Jonathan Rundman
(Salt Lady Records)

Rundman is a Chicago area singer/songwriter (by way of Oregon and Michigan) with a knack for rootsy guitar pop. His latest collection sounds like a batch of demos by Paul Westerberg or Chris Stamey of The dB's. Oft-billed as a "Midwestern" style performer, Rundman mixes up acoustic with electric guitars and sometimes thin, but emotive vocals. He also tosses in some harmonica, organ and fiddle on occasion. His Recital includes 17 tracks, and for those who want to catch a dose before buying, he'll be playing a free show Sunday, June 29,at 8 p.m. at MoJoe's Coffeehouse, 15447 S. 94th Ave, Orland Park (708)403-5354. For more album information call (708) 366-6347.

The Good
Milky White
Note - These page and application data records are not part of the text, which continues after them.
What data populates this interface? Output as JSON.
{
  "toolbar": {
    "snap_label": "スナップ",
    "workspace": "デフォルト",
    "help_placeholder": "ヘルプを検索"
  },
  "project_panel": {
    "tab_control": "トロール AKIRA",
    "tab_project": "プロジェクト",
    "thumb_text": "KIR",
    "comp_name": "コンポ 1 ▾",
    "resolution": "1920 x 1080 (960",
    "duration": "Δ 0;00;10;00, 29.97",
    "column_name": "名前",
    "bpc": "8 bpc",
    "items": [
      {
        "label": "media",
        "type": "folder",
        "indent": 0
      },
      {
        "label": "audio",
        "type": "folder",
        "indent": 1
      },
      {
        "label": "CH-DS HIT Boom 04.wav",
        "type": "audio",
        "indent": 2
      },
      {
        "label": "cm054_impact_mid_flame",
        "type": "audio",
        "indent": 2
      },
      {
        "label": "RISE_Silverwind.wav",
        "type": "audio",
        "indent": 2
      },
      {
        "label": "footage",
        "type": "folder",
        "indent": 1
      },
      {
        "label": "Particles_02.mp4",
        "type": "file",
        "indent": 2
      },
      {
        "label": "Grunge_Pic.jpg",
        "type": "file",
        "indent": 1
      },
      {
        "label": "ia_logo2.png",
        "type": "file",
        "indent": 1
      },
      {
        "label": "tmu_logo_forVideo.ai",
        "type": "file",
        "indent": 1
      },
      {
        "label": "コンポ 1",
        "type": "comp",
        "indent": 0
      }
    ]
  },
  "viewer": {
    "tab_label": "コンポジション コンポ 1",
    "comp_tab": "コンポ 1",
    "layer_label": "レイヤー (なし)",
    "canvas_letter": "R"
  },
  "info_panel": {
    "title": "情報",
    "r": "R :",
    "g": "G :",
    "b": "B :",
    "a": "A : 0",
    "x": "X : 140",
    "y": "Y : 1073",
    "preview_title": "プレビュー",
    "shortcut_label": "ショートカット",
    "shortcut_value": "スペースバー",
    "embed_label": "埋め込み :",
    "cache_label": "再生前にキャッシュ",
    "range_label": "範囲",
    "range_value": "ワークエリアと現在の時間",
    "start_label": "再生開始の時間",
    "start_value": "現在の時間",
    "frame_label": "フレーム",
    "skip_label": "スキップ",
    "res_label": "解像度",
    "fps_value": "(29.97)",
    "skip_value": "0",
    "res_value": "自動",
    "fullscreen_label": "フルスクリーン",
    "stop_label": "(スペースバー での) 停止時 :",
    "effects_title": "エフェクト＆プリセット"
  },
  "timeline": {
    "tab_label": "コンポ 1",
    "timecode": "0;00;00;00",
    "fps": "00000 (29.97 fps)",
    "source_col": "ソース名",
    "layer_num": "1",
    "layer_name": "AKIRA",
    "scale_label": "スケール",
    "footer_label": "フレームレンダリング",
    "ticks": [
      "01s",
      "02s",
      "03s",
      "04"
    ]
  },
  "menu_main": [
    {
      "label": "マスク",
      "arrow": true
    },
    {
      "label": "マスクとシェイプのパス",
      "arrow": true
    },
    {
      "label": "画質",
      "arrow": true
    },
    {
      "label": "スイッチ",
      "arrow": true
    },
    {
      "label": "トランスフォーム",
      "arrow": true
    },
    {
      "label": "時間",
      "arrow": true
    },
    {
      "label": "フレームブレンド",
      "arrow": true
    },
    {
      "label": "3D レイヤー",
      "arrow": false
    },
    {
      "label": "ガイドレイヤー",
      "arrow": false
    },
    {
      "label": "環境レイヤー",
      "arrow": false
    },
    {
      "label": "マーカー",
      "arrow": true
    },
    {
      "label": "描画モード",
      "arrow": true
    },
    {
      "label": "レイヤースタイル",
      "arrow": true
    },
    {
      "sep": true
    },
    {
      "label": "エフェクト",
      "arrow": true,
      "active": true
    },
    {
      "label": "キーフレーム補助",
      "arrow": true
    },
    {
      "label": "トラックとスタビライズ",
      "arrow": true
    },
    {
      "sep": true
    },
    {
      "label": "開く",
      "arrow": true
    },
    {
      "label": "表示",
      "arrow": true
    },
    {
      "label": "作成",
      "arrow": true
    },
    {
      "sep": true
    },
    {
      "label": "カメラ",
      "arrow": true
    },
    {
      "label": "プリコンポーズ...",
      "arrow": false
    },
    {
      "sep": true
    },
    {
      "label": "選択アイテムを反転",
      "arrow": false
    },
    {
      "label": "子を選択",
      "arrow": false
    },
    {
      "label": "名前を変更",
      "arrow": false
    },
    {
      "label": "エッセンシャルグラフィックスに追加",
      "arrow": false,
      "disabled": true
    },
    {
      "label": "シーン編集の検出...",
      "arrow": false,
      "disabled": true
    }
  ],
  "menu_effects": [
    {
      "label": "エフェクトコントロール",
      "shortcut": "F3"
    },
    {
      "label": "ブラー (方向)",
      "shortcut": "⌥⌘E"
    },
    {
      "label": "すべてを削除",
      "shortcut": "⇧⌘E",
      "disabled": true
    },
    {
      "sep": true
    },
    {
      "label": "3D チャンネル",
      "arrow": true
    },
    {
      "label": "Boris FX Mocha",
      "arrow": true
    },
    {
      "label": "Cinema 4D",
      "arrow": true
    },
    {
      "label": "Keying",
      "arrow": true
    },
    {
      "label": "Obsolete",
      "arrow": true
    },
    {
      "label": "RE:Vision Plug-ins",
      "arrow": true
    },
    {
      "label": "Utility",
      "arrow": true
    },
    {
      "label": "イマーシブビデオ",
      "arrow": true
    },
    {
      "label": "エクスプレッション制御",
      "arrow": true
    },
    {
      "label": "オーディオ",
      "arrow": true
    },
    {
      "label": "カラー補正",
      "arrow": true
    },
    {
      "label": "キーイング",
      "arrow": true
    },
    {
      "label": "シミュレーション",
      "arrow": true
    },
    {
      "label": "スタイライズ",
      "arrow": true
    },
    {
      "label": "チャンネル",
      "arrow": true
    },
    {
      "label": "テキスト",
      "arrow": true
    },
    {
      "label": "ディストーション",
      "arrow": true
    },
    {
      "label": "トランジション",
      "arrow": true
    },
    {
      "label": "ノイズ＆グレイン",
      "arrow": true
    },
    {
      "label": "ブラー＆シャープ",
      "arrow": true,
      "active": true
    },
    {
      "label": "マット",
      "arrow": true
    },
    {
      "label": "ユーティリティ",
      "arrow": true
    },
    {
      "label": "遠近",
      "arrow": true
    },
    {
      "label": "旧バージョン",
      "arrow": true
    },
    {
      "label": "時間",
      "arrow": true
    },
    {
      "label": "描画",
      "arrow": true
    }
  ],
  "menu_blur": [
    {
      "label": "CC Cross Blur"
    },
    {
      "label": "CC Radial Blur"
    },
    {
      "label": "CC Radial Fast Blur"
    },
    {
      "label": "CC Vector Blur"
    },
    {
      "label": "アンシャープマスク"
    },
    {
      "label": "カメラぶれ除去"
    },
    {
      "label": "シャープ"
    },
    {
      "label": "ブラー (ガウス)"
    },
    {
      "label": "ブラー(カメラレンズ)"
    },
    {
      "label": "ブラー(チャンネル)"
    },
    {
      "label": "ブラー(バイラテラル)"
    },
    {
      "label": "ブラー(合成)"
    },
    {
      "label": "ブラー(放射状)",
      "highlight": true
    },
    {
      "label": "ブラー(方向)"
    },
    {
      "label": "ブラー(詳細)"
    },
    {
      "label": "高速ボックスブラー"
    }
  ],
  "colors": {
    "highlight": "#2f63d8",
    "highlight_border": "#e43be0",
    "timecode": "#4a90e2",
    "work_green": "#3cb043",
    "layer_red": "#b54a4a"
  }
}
What can you say about a band that has its album delivered for review inside a Fruit Loops cereal box? Released on Chicago's Whitehouse Records, Milky White is a harmonic rock fest with a distinct '70s flair — despite some alternative guitar distortion, when the band harmonizes in its typical lower ranges, I can't help but think of things like Alliota, Haynes and Jeremiah's "Lake Shore Drive," and other early 70s acts. But these guys have a great lyrical sense of humor, '90s-flavored guitars and some killer harmony sense. And they got big gun Chris Shepard (who's worked in the past with Smashing Pumpkins) to produce the record. Check your local record store or visit the Whitehouse Records web page for more info: